(Entries taken from a collection)
-=-=-=-=-
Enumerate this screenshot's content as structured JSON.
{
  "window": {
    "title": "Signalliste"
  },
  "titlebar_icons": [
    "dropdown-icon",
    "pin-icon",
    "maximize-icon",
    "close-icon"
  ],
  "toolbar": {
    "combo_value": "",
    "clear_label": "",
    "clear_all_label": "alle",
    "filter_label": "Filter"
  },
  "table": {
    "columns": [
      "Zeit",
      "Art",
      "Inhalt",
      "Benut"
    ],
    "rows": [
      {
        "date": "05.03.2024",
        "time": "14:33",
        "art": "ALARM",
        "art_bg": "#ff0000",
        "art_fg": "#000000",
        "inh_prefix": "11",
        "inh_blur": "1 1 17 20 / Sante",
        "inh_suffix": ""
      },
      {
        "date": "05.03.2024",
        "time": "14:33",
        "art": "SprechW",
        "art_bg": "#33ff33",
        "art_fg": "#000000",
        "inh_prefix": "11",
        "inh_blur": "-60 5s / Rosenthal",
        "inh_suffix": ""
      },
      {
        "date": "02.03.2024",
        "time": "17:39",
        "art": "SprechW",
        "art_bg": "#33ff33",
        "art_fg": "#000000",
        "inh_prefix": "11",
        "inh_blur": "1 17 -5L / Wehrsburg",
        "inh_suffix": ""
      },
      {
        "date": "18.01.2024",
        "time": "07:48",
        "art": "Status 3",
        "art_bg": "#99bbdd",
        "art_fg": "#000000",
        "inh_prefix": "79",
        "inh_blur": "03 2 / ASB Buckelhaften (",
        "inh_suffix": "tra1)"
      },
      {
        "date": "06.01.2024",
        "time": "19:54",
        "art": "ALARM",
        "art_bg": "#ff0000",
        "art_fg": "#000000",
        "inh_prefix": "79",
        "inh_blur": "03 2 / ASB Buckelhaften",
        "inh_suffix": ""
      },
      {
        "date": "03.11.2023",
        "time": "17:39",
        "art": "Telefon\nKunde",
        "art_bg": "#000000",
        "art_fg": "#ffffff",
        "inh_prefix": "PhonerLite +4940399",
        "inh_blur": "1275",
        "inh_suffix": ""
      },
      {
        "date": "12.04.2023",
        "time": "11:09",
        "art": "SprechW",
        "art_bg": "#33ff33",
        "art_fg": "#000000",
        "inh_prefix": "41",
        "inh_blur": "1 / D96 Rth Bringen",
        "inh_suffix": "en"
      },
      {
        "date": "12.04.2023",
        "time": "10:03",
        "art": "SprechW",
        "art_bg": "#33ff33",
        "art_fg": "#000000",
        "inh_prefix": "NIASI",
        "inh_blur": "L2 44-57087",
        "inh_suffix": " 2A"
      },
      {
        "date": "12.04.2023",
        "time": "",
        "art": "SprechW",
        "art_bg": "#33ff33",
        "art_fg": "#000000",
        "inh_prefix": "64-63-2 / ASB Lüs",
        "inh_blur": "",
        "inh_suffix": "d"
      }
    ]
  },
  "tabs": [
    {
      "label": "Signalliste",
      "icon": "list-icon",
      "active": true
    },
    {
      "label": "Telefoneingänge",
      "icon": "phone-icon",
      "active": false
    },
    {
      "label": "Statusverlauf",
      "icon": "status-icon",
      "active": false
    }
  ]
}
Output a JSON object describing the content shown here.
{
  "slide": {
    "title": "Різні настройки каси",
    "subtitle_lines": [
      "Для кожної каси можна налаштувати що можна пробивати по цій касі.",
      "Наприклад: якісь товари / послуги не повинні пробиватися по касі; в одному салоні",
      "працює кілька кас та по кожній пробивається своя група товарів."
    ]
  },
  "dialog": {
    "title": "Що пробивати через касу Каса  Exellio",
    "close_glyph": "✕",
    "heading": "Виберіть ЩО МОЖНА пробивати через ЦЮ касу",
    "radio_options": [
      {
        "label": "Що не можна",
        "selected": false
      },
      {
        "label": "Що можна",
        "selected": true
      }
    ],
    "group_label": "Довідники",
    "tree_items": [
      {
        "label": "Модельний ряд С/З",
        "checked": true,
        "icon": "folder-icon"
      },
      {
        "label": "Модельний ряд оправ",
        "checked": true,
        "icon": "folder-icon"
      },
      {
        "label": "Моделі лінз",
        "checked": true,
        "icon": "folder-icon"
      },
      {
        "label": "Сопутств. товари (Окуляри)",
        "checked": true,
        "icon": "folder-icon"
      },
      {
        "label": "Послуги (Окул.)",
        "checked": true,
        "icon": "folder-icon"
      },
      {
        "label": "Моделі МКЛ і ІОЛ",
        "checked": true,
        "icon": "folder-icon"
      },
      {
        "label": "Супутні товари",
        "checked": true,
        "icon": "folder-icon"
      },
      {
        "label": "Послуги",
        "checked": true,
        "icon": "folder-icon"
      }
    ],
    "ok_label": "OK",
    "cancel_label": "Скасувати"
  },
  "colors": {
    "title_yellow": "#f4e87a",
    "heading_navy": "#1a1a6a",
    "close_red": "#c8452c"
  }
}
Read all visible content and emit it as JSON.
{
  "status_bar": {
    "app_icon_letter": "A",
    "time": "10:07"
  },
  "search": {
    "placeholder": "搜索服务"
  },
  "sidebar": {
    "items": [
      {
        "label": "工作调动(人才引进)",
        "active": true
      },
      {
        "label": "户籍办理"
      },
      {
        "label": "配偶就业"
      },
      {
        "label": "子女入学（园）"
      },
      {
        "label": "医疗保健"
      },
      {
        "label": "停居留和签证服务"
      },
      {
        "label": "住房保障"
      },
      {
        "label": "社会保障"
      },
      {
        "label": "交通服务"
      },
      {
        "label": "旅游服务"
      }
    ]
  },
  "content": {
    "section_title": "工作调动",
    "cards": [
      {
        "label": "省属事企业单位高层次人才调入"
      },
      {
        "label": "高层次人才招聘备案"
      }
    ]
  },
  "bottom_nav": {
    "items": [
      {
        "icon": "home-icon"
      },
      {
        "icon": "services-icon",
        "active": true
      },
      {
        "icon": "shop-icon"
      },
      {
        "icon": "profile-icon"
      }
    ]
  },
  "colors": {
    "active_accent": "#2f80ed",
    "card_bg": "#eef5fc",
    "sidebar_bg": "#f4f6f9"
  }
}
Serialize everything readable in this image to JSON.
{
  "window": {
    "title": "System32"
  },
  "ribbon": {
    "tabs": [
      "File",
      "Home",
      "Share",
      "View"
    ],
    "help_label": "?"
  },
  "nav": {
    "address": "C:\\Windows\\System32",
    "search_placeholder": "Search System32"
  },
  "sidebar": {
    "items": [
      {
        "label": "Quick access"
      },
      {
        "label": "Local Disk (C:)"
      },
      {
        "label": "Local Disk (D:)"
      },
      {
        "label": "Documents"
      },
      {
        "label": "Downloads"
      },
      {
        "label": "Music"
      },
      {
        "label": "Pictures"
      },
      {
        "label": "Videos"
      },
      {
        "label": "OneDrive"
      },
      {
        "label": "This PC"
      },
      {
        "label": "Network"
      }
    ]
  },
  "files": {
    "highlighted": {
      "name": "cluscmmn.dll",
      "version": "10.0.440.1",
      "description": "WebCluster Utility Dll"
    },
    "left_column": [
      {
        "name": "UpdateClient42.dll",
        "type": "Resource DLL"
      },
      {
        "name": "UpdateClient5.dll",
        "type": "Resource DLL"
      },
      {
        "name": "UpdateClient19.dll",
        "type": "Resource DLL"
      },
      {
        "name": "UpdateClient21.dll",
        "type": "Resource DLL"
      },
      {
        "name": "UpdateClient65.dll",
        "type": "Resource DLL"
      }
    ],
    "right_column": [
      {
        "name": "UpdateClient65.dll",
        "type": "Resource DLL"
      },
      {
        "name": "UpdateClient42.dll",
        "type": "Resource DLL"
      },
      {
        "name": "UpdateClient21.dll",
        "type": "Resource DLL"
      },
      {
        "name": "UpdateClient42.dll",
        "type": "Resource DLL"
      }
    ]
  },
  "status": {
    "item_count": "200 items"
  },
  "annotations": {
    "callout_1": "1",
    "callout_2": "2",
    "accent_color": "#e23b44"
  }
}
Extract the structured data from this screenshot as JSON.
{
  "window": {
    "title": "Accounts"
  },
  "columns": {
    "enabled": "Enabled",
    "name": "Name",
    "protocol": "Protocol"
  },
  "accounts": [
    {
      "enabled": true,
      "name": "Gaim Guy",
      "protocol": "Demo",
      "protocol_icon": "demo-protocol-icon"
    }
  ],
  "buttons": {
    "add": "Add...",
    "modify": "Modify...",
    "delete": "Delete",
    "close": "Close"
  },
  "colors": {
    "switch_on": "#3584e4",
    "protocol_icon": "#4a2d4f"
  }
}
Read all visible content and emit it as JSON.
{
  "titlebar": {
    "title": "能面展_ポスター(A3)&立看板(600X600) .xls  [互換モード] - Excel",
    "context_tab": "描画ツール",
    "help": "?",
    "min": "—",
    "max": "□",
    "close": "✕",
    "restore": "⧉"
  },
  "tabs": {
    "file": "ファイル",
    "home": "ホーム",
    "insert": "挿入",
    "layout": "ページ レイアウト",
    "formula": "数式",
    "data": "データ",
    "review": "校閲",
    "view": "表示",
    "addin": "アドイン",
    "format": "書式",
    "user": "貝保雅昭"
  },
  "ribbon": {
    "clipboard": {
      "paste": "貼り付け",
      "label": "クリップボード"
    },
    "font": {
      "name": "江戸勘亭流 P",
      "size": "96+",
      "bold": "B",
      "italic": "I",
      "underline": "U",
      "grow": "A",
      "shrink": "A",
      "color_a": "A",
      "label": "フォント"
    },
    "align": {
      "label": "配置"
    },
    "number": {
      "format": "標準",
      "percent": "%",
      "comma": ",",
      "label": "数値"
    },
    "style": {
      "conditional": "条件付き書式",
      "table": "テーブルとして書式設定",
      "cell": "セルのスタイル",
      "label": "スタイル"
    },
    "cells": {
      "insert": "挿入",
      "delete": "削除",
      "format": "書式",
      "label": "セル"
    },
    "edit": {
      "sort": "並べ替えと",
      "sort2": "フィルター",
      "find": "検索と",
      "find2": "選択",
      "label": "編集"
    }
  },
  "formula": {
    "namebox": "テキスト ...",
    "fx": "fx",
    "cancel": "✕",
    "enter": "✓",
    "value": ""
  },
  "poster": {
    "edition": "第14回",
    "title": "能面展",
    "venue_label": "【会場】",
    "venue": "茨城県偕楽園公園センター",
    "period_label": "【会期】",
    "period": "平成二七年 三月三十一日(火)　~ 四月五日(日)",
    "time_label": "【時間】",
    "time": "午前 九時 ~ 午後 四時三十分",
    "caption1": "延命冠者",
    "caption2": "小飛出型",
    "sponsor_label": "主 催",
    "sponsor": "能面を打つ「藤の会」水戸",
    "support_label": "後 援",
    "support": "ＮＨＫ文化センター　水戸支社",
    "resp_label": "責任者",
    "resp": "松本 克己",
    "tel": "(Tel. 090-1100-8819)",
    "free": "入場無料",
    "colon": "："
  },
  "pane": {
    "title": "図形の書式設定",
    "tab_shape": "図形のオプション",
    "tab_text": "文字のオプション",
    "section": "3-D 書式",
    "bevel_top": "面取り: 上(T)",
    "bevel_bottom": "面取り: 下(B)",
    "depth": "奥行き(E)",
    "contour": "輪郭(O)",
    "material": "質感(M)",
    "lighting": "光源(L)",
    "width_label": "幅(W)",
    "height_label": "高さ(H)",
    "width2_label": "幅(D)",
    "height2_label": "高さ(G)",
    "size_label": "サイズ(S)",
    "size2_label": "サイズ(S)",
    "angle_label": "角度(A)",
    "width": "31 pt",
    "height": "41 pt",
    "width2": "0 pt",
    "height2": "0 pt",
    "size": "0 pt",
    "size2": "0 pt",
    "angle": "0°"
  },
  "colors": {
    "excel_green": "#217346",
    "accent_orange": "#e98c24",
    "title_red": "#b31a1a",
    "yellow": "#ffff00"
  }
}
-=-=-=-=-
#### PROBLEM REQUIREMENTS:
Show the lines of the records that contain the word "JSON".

#### RESPONSE TO THIS EXERCISE:
Enumerate this screenshot's content as structured JSON.
Output a JSON object describing the content shown here.
Read all visible content and emit it as JSON.
Serialize everything readable in this image to JSON.
Extract the structured data from this screenshot as JSON.
Read all visible content and emit it as JSON.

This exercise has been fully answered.